Today's Gospel recounts an outstanding educational experience. The people of the Capernaum synagogue find that they have run right smack into the truth. Their encounter with Jesus leaves them awestruck. In contrast to their usual teachers, he speaks and acts with an authority that is undeniable.
What do these people learn from hearing Jesus? What difference does it make for them that he expels an unclean spirit from one of their number?
Because of who Jesus is and what he does, they realize, perhaps for the only time in their lives, that truth is personal. Their teachers are always passing on to them the venerable opinions of past masters. They are accustomed to hearing what one great rabbi or another said about this issue or that, and they are accustomed to setting great store by these observations.
But that particular sabbath day Jesus appears in their synagogue, and they find that the truth is not a "what," an inheritance left over from the past, something they must keep stored away, wrapped in tissue paper. They experience the truth as a "who," a living, breathing man whose face they can recognize and whose actions they cannot control.
This means that something in them has to die. That something is their belief that they can control the truth. For if the truth is a "what," there's reason to expect that you or I or all of us together can somehow master the truth, that we can bend it to our purposes. But if truth is alive, if truth is personal, if truth stares back at us, then this expectation seems groundless.
Personal truth will not choose to be our slave. That truth is personal means that our desire for control must die. We must commit ourselves to a far different existence, one characterized by interaction, an existence where the presence of each can be a blessing to all.
Truth is personal, and what is personal bears witness to truth; it has ultimate significance. It is therefore wrong to treat any person as a thing. It is wrong to treat anyone as disposable, to see anyone only in terms of our plans and ambitions. The last hundred years have been filled with just such abuse in many places around the globe. Sometimes this degradation of the human person is brought about by a totalitarian state. Sometimes it is the work of terrorists who show no pity. Sometimes it occurs through economic and social systems that reject the least successful.
Truth is personal. We see truth in its absolute form in the person of Jesus Christ. Once he taught in the Capernaum synagogue. Now he reigns in glory. But this same Jesus appears in a host of other places also. Whether we are Christian or Communist, Muslim or Jew, when we hunger for truth, we hunger for Christ. Whether we are scientist or statesman, playwright or philosopher, when we discover truth, we discover Christ. Some know to call him Christ, others do not, but in each case his reality remains. We know Christ is present in the Eucharist, but that is not the only place to find him. Discover any truth, and you will find him, and when you do, listen to what he has to tell you.
If then we are to educate the rising generation in a way that is worthy of them, we must help them to see that truth is personal, that truth cannot be controlled, that truth is a "who" rather than a "what." That is a Christian belief, but one need not be a Christian to accept it. It belongs to an even wider wisdom. This understanding is one way that Christ enlightens everyone born into this world.
The truth is personal. The truth is also communal. The truth never remains a private matter, something we keep to ourselves. We cannot have a private truth like we have a private toothbrush.
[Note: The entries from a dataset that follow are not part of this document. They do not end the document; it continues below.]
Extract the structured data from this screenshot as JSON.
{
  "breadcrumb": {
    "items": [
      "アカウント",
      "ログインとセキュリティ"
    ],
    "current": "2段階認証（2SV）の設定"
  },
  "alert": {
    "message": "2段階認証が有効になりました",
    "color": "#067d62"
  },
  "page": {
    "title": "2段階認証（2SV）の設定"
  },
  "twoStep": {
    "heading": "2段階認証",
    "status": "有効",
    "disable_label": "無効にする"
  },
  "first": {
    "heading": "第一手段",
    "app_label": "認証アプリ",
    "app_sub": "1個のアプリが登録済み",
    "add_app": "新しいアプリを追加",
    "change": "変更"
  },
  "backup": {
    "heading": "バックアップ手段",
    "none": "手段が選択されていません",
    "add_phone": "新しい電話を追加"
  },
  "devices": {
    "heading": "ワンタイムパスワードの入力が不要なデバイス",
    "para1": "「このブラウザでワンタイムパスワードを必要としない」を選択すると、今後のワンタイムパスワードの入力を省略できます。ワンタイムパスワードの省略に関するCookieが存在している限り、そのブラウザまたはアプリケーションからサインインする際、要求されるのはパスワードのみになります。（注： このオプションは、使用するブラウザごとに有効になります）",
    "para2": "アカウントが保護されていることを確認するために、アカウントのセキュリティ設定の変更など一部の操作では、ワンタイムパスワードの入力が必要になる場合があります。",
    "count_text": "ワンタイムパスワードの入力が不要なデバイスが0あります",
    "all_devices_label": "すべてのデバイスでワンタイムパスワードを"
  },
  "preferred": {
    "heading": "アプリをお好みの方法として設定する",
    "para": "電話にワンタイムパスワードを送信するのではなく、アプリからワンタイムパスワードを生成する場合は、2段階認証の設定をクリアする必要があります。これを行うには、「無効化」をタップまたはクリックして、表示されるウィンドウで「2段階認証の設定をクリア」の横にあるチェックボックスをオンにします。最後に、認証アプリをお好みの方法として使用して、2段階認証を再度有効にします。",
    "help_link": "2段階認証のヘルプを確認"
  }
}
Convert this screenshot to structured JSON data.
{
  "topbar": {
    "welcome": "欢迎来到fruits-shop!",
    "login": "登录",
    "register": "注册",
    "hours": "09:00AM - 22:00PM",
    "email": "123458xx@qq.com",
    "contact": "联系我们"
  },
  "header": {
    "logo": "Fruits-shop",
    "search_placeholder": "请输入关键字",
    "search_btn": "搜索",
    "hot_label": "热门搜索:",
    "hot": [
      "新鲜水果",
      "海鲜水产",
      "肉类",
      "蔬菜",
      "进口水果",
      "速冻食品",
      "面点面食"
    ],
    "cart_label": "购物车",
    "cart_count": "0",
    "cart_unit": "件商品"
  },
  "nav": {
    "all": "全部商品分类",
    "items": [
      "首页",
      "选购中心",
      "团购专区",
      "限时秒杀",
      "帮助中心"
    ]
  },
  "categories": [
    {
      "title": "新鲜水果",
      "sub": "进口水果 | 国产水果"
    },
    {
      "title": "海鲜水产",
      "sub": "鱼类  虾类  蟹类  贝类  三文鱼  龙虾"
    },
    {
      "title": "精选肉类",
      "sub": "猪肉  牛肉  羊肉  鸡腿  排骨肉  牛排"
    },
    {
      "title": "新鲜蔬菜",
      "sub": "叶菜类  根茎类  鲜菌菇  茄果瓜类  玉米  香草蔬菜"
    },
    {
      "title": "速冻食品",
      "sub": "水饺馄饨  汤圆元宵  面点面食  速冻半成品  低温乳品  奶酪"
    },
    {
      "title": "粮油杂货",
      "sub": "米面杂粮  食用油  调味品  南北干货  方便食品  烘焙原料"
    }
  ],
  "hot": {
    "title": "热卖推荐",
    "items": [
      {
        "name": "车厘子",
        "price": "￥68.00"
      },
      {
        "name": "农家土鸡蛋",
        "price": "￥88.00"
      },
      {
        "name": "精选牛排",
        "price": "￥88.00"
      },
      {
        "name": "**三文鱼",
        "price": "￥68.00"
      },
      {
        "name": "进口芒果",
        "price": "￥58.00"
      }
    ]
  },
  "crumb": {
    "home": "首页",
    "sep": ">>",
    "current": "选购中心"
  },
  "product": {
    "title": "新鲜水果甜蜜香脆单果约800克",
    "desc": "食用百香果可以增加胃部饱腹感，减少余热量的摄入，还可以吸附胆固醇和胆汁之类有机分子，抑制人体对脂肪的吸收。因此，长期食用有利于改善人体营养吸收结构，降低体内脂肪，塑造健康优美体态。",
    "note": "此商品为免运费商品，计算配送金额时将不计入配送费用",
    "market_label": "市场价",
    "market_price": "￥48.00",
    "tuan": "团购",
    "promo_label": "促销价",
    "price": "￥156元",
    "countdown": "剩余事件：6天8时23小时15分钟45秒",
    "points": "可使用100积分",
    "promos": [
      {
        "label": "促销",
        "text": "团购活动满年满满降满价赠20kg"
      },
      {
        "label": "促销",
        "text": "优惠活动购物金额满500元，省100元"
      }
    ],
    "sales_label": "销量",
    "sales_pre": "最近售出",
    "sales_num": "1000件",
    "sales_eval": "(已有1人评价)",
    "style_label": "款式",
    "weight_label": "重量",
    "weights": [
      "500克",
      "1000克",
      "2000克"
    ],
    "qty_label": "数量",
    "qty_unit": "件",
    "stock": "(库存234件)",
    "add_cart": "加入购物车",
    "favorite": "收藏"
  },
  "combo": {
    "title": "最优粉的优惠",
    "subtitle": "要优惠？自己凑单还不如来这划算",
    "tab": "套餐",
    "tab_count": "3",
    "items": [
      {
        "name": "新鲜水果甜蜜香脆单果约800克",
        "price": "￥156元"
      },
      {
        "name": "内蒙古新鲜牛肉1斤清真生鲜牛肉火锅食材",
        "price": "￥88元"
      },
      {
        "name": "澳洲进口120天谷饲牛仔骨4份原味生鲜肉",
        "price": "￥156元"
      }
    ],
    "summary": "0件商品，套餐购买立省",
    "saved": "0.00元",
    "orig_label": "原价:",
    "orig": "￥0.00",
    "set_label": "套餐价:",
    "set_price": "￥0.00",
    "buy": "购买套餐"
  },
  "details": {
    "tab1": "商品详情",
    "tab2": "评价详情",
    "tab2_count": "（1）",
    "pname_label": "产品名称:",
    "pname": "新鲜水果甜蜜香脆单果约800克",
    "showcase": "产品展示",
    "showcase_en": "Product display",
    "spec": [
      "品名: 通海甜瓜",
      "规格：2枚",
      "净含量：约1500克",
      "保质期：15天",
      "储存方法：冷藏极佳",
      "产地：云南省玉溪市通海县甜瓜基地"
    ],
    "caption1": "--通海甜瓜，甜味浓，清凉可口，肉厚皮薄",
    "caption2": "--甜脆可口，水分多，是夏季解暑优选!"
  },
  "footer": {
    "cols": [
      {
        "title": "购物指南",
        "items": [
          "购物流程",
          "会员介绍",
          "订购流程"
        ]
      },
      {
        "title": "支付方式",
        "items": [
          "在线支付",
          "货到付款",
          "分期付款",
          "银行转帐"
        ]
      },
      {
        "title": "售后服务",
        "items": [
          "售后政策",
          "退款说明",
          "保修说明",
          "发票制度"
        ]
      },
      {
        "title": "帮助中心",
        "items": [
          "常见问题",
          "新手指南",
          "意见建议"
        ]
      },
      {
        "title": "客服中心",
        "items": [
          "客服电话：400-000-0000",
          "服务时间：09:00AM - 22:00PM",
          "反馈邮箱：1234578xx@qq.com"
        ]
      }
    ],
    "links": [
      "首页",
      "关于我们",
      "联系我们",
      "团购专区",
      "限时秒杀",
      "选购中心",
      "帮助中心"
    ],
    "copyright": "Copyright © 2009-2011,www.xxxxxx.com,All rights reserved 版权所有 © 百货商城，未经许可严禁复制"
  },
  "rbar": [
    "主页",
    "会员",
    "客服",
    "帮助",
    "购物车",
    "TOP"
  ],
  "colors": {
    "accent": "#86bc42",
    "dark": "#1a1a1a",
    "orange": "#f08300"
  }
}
Yes, each of us has a unique perspective on the truth, one that reflects our character and experience, yet by itself that perspective is not valid. Our different unique views of the truth find their validity when they are taken together.
Jesus encounters those people of Capernaum in their synagogue. This is a public place where study and discussion and worship regularly occur, a place where people sense that they are a community and sense that they are accountable to one another. It is within this network of relationships with all its strains and tangles that they encounter truth in Jesus. They experience him in company with one another. And once they have been shocked out of their wits, they seek one another's help to make sense of what has happened. They do not keep silent, but start to talk among themselves. They wonder about it together.
If we are to provide the rising generation with the education they deserve, then we must help them to see that truth is communal. Children should know what it means to belong to a community of learners, a community that extends far enough to include their teachers and other adults. The classroom should not be a place where isolated individuals engage in senseless competition, but a place where each person contributes and receives because each has a unique perspective on the truth and none holds a monopoly.
In this way, children will discover that truth is personal and that truth dwells among them. They will not simply acquire knowledge, but they will experience wisdom. Their universe will not be void of great plans and purposes. Instead, a new health and a new sanity will be realized among them -- and among us.